In a move that has disturbed many anti-hunger advocates, including the 81 global leaders of the World Future Council and laureates of the Right Livelihood Award, the World Food Prize -- often known as the Nobel prize for food and agriculture -- has given this year’s award to three chemical company executives, including Monsanto executive vice president and chief technology officer, Robert Fraley.
Fraley shares the prize with two other scientists responsible for launching the “technology” behind the biotech business three decades ago, after developing a method for inserting foreign genes into plants. For an award that claims to honor those who contribute to a “nutritious and sustainable food supply,” genetically modified organisms miss the mark on both counts.
GMOs do not create a more nutritious or sustainable food supply.
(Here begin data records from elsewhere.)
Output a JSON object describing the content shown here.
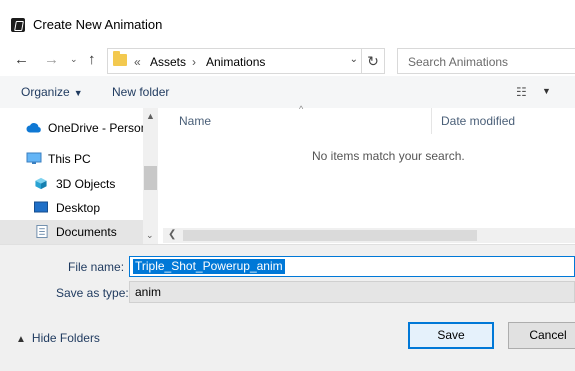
{
  "window": {
    "title": "Create New Animation"
  },
  "address_bar": {
    "crumbs": [
      "«",
      "Assets",
      "›",
      "Animations"
    ],
    "search_placeholder": "Search Animations"
  },
  "toolbar": {
    "organize_label": "Organize",
    "new_folder_label": "New folder"
  },
  "nav": {
    "items": [
      {
        "label": "OneDrive - Person",
        "icon": "cloud-icon"
      },
      {
        "label": "This PC",
        "icon": "computer-icon"
      },
      {
        "label": "3D Objects",
        "icon": "cube-icon"
      },
      {
        "label": "Desktop",
        "icon": "desktop-icon"
      },
      {
        "label": "Documents",
        "icon": "document-icon",
        "selected": true
      }
    ]
  },
  "files": {
    "columns": [
      "Name",
      "Date modified"
    ],
    "empty_message": "No items match your search."
  },
  "form": {
    "filename_label": "File name:",
    "filename_value": "Triple_Shot_Powerup_anim",
    "savetype_label": "Save as type:",
    "savetype_value": "anim"
  },
  "footer": {
    "hide_folders_label": "Hide Folders",
    "save_label": "Save",
    "cancel_label": "Cancel"
  },
  "colors": {
    "accent": "#0078d7",
    "folder": "#f3c94f"
  }
}
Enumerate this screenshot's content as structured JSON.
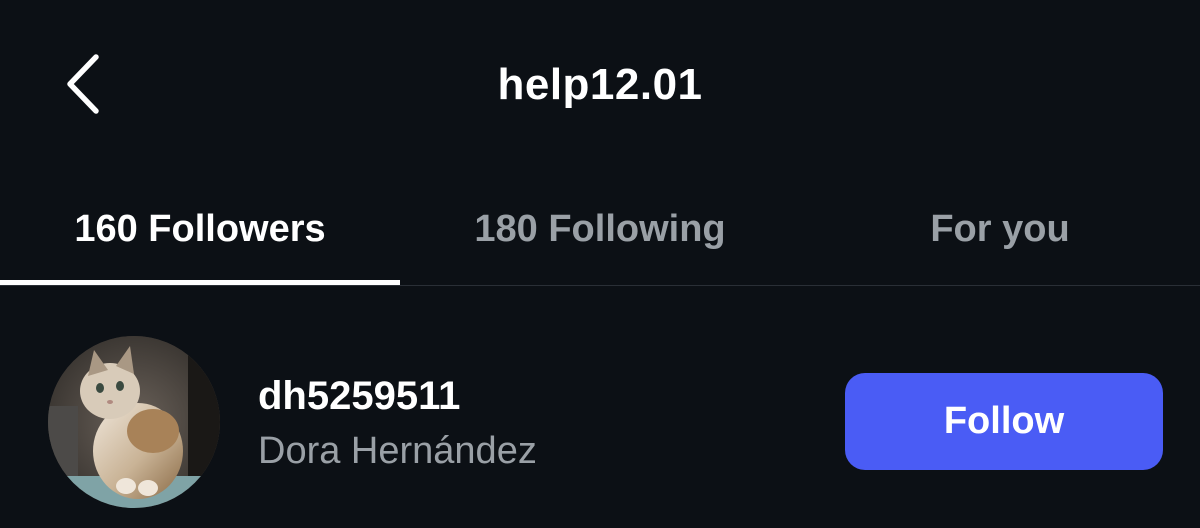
{
  "header": {
    "title": "help12.01",
    "back_icon": "chevron-left-icon"
  },
  "tabs": [
    {
      "label": "160 Followers",
      "active": true
    },
    {
      "label": "180 Following",
      "active": false
    },
    {
      "label": "For you",
      "active": false
    }
  ],
  "list": [
    {
      "username": "dh5259511",
      "display_name": "Dora Hernández",
      "avatar": "cat-photo-avatar",
      "action_label": "Follow"
    }
  ],
  "colors": {
    "background": "#0c1015",
    "accent": "#4a5cf5",
    "muted_text": "#9aa0a6",
    "divider": "#2a2f36"
  }
}
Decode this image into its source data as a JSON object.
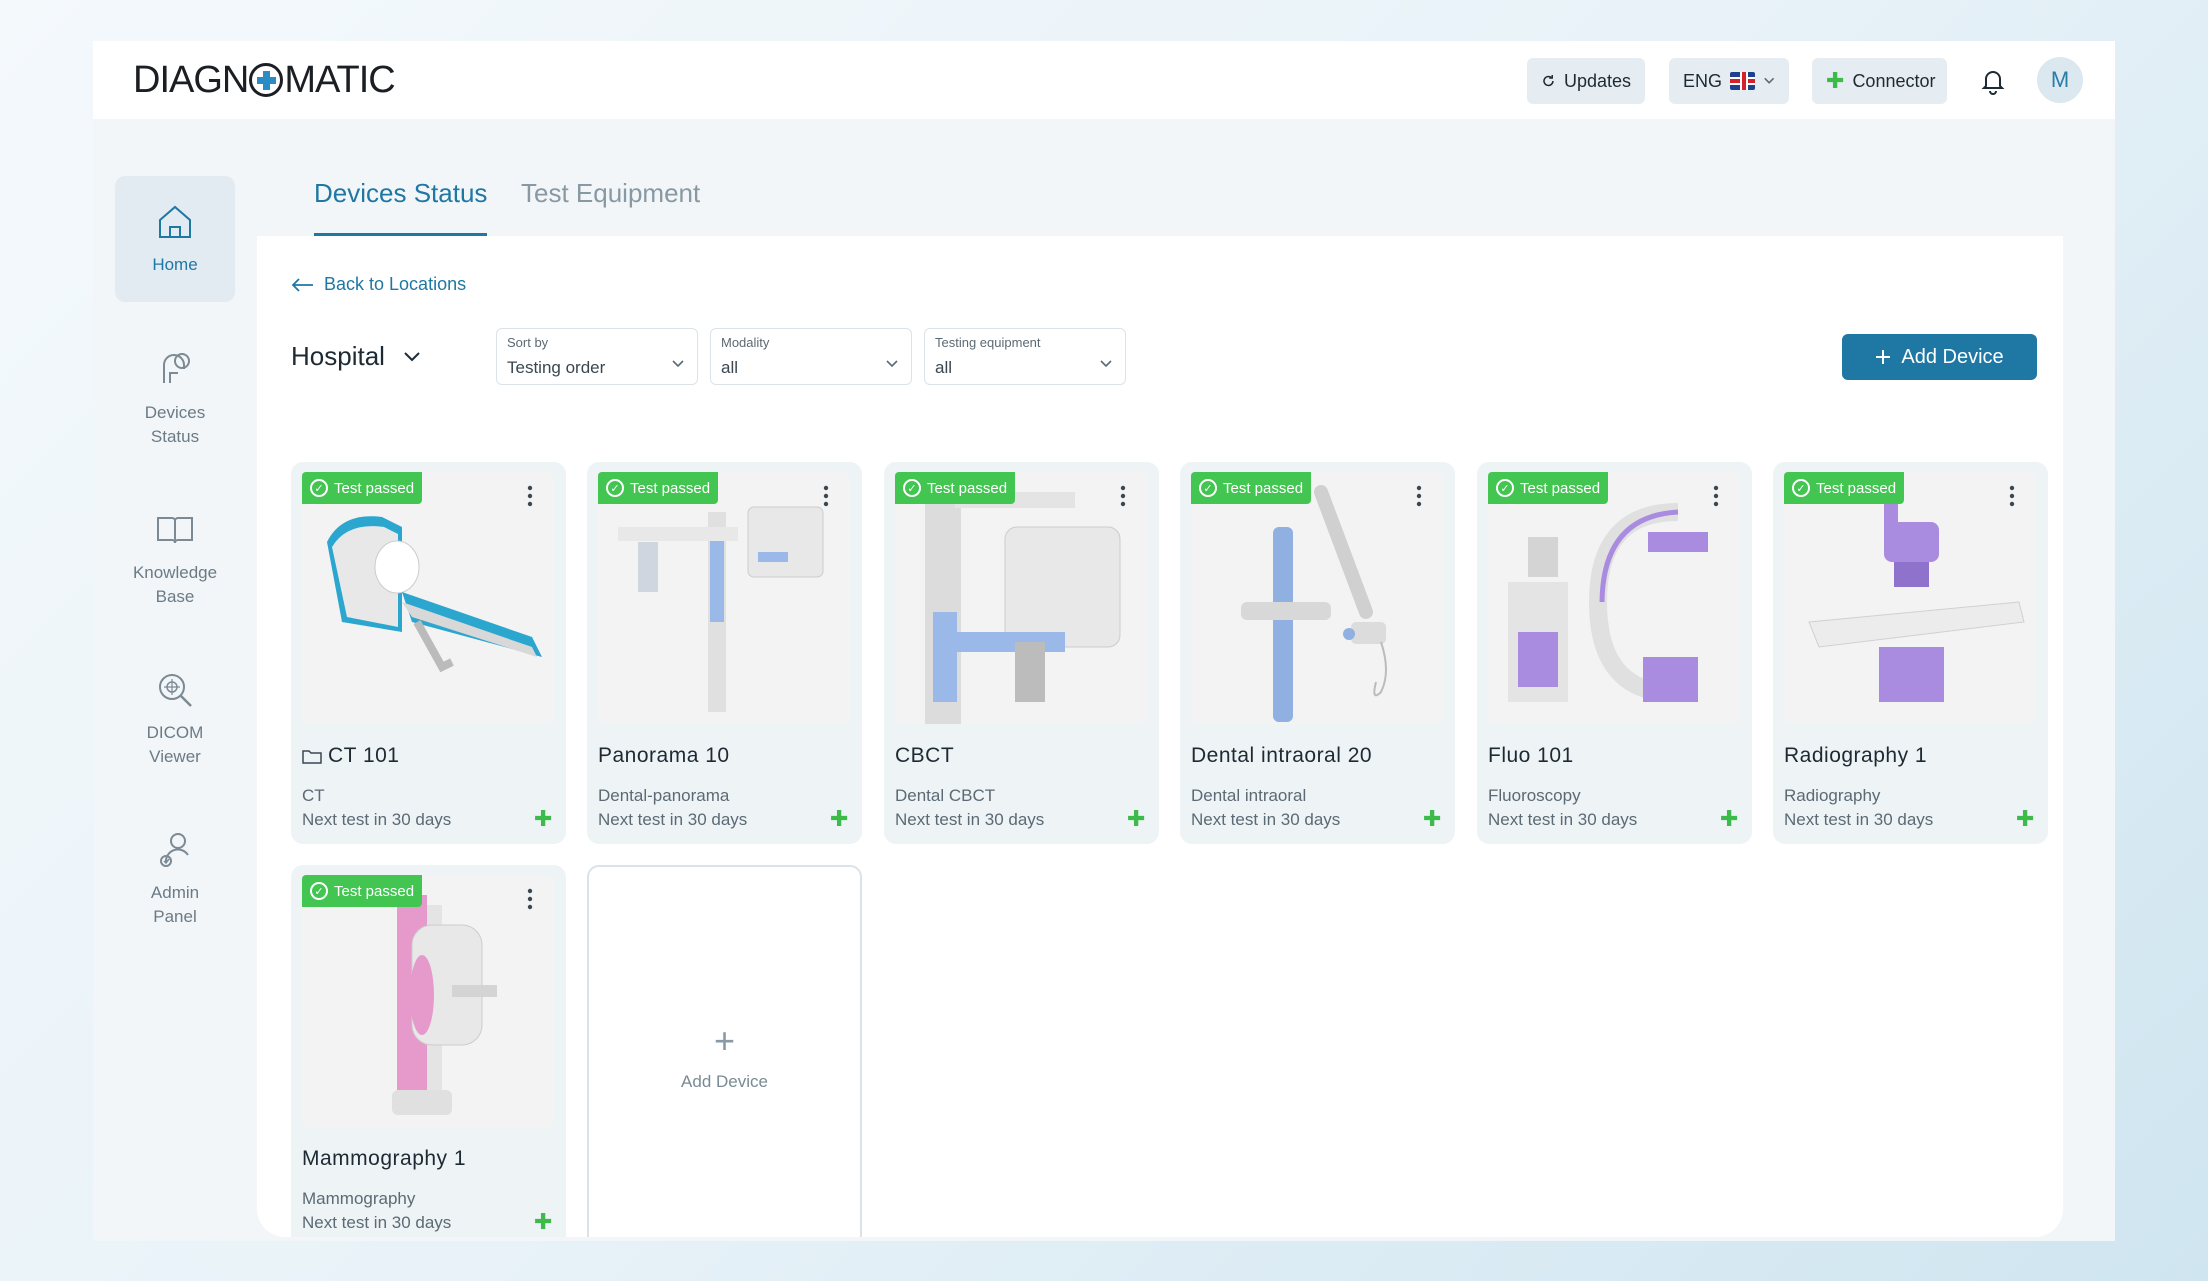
{
  "app": {
    "logo": "DIAGNOMATIC",
    "logo_prefix": "DIAGN",
    "logo_suffix": "MATIC"
  },
  "topbar": {
    "updates_label": "Updates",
    "lang_label": "ENG",
    "connector_label": "Connector",
    "avatar_initial": "M"
  },
  "sidebar": {
    "items": [
      {
        "label": "Home",
        "icon": "home-icon"
      },
      {
        "label": "Devices Status",
        "icon": "devices-status-icon"
      },
      {
        "label": "Knowledge Base",
        "icon": "book-icon"
      },
      {
        "label": "DICOM Viewer",
        "icon": "dicom-viewer-icon"
      },
      {
        "label": "Admin Panel",
        "icon": "admin-panel-icon"
      }
    ]
  },
  "tabs": [
    "Devices Status",
    "Test Equipment"
  ],
  "back_link": "Back to Locations",
  "location": "Hospital",
  "filters": {
    "sort_by": {
      "label": "Sort by",
      "value": "Testing order"
    },
    "modality": {
      "label": "Modality",
      "value": "all"
    },
    "testing_equipment": {
      "label": "Testing equipment",
      "value": "all"
    }
  },
  "add_device_button": "Add Device",
  "devices": [
    {
      "name": "CT 101",
      "modality": "CT",
      "next_test": "Next test in 30 days",
      "status": "Test passed",
      "accent": "#2ba6cf"
    },
    {
      "name": "Panorama 10",
      "modality": "Dental-panorama",
      "next_test": "Next test in 30 days",
      "status": "Test passed",
      "accent": "#7ea6e0"
    },
    {
      "name": "CBCT",
      "modality": "Dental CBCT",
      "next_test": "Next test in 30 days",
      "status": "Test passed",
      "accent": "#8fb0e0"
    },
    {
      "name": "Dental intraoral 20",
      "modality": "Dental intraoral",
      "next_test": "Next test in 30 days",
      "status": "Test passed",
      "accent": "#8fb0e0"
    },
    {
      "name": "Fluo 101",
      "modality": "Fluoroscopy",
      "next_test": "Next test in 30 days",
      "status": "Test passed",
      "accent": "#a98ce0"
    },
    {
      "name": "Radiography 1",
      "modality": "Radiography",
      "next_test": "Next test in 30 days",
      "status": "Test passed",
      "accent": "#a98ce0"
    },
    {
      "name": "Mammography 1",
      "modality": "Mammography",
      "next_test": "Next test in 30 days",
      "status": "Test passed",
      "accent": "#e59acb"
    }
  ],
  "add_card_label": "Add Device"
}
Twenty years after the commercialization of the first GMO seed, almost all are limited to just two types. Either they’ve been developed to resist a proprietary herbicide or engineered to express a specific insecticide. (No surprise, since the product development is led by chemical companies like Monsanto and Syngenta.) While these crops have proven profitable to the companies producing them, they’ve been costly to farmers. And for the cash-poor farmers, who make up 70 percent of the world’s hungry, this technology worsens dependency on purchased seeds, fertilizer, and chemicals. As GMOs exacerbate farmers’ dependency on these inputs -- all at volatile and rising prices — many small-scale farmers are driven to despair.
In terms of sustainability, GMOs also do nothing to reduce the agriculture sector’s reliance on fossil fuels, mined minerals, and water -- all natural resources that will only get more costly as they become more scarce.
While the genetic engineers promise that their technology can deliver, experts I’ve interviewed here and around the world are doubtful. Instead, they point to the studies showing the productivity and resilience of organic and agroecological methods, especially in the face of drought and other extreme weather. Organic production methods outperform chemical methods in drought years [PDF] by as much as 31 percent. Other benefits? Organic methods can use 45 percent less energy and produce 40 percent less greenhouse gases [PDF]. Real numbers, real solutions.